-- DATASET EXTRACT --
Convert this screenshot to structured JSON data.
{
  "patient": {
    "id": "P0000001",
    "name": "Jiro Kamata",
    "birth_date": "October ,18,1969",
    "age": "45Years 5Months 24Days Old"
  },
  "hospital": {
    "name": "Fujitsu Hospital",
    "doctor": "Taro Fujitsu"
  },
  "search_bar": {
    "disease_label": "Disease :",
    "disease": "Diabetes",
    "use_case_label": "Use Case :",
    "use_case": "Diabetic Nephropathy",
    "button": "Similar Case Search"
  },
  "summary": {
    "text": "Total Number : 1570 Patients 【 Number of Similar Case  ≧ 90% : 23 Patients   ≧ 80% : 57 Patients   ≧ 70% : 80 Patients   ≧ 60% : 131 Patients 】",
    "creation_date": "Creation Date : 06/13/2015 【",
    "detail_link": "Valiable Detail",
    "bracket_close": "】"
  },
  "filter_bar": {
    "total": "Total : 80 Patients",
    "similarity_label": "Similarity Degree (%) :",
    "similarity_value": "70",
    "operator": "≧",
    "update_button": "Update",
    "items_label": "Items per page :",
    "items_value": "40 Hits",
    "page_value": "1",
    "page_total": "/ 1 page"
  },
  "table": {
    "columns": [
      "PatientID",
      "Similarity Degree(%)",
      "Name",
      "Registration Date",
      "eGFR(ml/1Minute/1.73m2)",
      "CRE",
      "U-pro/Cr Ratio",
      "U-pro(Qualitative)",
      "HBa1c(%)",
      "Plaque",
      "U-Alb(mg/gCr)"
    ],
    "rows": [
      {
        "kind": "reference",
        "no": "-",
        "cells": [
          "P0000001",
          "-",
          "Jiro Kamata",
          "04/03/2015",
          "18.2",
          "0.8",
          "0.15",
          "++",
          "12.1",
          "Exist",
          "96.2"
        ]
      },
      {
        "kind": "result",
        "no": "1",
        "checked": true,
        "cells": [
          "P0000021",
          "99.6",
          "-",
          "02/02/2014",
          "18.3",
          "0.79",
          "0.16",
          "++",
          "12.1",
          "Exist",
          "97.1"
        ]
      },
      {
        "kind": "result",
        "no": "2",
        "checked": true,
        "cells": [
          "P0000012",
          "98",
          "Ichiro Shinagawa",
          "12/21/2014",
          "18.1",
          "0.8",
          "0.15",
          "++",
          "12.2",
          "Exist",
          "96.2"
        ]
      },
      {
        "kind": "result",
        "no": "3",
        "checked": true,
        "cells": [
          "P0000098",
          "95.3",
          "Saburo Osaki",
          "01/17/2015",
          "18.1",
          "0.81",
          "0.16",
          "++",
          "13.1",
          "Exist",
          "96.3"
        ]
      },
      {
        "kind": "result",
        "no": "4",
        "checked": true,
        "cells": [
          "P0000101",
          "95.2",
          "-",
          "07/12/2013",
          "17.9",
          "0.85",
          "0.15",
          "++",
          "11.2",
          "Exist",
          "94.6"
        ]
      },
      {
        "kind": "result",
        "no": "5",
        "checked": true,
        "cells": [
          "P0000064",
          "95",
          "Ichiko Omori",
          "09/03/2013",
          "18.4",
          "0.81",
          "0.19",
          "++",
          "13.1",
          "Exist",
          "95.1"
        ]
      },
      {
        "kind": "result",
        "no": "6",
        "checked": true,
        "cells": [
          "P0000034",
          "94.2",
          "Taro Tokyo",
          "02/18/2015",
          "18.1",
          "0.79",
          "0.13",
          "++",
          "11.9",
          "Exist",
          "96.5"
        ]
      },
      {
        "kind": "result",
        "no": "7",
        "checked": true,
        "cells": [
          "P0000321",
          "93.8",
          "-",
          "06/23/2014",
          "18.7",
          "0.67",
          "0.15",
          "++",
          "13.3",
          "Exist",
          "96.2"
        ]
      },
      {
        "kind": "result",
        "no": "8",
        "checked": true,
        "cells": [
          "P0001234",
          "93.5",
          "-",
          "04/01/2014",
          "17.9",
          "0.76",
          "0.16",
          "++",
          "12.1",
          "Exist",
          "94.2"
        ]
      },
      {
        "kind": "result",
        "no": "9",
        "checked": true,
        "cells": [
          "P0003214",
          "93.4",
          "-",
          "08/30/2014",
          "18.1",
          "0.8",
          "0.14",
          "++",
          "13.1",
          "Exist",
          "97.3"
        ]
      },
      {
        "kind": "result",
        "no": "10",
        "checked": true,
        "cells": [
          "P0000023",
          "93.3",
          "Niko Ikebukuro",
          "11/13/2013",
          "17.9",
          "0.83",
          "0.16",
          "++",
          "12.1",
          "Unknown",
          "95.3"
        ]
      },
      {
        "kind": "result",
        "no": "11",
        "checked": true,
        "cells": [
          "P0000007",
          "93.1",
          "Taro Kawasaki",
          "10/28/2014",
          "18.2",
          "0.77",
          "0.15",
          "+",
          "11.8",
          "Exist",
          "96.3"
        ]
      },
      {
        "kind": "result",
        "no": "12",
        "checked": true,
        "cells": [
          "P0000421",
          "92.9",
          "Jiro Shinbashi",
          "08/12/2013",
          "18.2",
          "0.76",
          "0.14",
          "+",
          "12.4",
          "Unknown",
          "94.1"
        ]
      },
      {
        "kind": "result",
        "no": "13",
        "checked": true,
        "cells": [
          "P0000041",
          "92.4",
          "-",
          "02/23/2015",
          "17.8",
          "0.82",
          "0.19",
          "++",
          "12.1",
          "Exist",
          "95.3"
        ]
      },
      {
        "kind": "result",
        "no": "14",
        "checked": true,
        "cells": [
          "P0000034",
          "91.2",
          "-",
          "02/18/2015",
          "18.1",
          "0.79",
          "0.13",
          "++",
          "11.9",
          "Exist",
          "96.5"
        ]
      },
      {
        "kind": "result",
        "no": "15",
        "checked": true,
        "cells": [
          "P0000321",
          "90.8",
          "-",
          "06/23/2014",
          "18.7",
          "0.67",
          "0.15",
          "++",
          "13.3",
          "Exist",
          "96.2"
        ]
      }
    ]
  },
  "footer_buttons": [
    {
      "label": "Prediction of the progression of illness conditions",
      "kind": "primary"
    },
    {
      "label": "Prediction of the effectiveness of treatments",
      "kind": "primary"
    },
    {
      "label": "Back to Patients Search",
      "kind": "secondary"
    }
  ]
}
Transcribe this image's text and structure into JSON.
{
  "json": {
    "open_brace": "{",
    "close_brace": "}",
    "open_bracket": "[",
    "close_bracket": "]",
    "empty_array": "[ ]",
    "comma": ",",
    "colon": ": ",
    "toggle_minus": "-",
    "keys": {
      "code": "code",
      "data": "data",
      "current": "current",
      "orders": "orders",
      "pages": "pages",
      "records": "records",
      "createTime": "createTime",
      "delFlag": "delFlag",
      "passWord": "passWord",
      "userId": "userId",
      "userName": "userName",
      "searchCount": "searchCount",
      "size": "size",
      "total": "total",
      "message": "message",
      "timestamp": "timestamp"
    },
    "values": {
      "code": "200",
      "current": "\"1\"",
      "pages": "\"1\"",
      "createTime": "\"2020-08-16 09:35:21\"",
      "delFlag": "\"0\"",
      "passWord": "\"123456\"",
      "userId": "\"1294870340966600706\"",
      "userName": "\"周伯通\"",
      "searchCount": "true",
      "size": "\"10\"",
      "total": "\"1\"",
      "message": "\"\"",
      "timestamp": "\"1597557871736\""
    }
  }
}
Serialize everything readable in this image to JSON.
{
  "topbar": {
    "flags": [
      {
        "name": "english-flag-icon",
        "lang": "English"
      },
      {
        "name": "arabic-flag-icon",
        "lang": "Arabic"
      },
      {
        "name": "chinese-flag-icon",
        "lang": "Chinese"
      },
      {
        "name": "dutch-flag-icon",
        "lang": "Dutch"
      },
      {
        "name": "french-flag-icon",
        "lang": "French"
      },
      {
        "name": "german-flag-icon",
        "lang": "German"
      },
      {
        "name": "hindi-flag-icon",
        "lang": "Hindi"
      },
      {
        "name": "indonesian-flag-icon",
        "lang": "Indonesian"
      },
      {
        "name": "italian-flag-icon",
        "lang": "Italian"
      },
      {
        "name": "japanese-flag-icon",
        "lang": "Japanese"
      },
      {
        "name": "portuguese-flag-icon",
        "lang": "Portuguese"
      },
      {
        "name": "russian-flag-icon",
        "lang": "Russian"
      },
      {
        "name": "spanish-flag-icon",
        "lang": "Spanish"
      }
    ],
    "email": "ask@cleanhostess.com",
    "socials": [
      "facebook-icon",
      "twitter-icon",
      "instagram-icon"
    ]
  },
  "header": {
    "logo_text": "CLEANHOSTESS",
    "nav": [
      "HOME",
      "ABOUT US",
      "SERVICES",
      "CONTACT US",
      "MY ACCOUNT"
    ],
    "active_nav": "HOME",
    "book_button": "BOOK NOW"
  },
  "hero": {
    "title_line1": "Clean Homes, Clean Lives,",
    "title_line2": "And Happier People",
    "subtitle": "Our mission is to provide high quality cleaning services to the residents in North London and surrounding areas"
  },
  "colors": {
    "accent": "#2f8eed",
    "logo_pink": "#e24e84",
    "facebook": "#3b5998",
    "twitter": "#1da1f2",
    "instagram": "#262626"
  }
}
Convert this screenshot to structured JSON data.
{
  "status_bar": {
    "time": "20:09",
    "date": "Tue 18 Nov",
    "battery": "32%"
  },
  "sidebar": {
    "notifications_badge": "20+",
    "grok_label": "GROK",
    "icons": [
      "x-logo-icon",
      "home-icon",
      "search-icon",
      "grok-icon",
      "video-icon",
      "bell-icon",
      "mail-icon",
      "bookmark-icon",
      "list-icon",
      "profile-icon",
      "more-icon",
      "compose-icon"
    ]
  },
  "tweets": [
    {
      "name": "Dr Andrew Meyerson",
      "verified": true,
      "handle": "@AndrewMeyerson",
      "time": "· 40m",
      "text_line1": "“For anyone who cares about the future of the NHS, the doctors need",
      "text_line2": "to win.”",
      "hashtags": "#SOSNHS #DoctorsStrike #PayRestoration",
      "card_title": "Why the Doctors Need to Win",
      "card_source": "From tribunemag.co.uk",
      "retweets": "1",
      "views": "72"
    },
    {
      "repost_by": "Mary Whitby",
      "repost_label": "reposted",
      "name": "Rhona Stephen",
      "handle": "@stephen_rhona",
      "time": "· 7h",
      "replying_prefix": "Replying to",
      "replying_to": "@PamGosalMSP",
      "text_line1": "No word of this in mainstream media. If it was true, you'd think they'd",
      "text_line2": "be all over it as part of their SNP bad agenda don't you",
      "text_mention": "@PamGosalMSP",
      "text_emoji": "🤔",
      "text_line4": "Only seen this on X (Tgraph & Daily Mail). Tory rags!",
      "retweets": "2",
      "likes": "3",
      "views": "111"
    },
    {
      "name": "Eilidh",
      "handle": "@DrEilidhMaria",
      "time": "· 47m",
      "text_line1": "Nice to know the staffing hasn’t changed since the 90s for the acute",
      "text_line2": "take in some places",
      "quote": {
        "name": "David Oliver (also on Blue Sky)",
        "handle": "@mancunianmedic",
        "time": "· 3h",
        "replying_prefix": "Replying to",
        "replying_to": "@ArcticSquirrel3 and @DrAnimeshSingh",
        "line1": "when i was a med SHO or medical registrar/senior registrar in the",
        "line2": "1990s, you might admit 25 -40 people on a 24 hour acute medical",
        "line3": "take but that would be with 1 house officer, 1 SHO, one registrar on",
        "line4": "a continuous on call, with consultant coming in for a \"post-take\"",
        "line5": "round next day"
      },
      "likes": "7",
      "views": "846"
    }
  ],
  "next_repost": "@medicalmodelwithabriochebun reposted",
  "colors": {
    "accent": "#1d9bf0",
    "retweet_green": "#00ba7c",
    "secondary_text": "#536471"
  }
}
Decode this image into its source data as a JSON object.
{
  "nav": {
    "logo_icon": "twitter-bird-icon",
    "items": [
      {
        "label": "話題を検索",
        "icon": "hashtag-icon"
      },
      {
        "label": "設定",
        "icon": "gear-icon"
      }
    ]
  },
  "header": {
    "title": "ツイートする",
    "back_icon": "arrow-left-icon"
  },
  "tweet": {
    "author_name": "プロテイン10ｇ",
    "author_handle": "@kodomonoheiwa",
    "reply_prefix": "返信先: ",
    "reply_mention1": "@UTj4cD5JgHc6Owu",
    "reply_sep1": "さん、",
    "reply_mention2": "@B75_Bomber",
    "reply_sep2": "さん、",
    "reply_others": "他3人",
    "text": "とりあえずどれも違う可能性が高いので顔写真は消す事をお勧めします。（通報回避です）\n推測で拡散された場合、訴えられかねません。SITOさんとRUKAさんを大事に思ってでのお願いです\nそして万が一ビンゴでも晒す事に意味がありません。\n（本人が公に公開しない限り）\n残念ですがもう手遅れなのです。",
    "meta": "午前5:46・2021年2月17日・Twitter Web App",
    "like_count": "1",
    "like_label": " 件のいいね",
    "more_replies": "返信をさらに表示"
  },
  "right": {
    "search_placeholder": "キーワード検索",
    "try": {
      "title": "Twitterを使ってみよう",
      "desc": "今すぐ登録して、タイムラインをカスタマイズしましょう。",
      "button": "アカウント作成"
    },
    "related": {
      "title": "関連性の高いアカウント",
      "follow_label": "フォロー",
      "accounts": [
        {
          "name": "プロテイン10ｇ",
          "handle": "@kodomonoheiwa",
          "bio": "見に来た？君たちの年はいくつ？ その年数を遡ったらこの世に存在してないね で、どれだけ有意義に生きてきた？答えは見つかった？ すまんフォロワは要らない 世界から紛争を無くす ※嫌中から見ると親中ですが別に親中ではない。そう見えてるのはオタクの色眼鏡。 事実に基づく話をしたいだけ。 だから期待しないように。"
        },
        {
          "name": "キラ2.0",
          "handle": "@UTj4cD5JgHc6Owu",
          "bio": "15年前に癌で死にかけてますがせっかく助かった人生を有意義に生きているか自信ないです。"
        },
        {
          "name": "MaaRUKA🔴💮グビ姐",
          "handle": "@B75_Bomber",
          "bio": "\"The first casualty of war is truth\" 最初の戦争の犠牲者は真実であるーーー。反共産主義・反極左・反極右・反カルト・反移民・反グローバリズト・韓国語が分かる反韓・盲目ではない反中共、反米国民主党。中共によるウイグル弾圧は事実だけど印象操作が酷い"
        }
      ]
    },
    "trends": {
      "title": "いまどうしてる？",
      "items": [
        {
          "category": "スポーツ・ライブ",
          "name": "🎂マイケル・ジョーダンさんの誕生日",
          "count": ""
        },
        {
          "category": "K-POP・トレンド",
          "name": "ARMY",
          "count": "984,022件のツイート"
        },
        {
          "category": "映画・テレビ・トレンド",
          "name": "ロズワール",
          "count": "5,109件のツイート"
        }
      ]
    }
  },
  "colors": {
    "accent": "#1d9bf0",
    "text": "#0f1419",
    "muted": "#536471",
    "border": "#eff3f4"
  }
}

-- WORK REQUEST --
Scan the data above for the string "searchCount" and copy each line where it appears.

-- TASK ANSWER --
      "searchCount": "searchCount",
      "searchCount": "true",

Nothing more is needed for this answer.